Gather each line of the entries below that includes "label".

=== Begin Enclosure ===

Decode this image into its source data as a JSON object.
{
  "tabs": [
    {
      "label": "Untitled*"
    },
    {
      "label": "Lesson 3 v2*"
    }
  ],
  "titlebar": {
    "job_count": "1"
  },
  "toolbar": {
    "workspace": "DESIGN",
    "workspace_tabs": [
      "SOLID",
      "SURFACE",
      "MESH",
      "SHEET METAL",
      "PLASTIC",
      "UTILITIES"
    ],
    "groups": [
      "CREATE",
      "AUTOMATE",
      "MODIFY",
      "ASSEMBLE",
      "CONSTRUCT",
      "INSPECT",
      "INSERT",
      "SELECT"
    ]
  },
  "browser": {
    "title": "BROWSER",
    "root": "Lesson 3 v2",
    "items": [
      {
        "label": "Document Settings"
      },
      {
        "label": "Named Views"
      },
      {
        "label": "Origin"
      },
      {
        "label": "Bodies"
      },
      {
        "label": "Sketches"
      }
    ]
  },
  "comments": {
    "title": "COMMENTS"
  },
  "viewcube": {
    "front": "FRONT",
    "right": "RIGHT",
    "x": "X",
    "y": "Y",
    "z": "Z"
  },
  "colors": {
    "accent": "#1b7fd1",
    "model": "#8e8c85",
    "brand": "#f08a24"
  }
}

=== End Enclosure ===

# [RESPONSE]
      "label": "Untitled*"
      "label": "Lesson 3 v2*"
        "label": "Document Settings"
        "label": "Named Views"
        "label": "Origin"
        "label": "Bodies"
        "label": "Sketches"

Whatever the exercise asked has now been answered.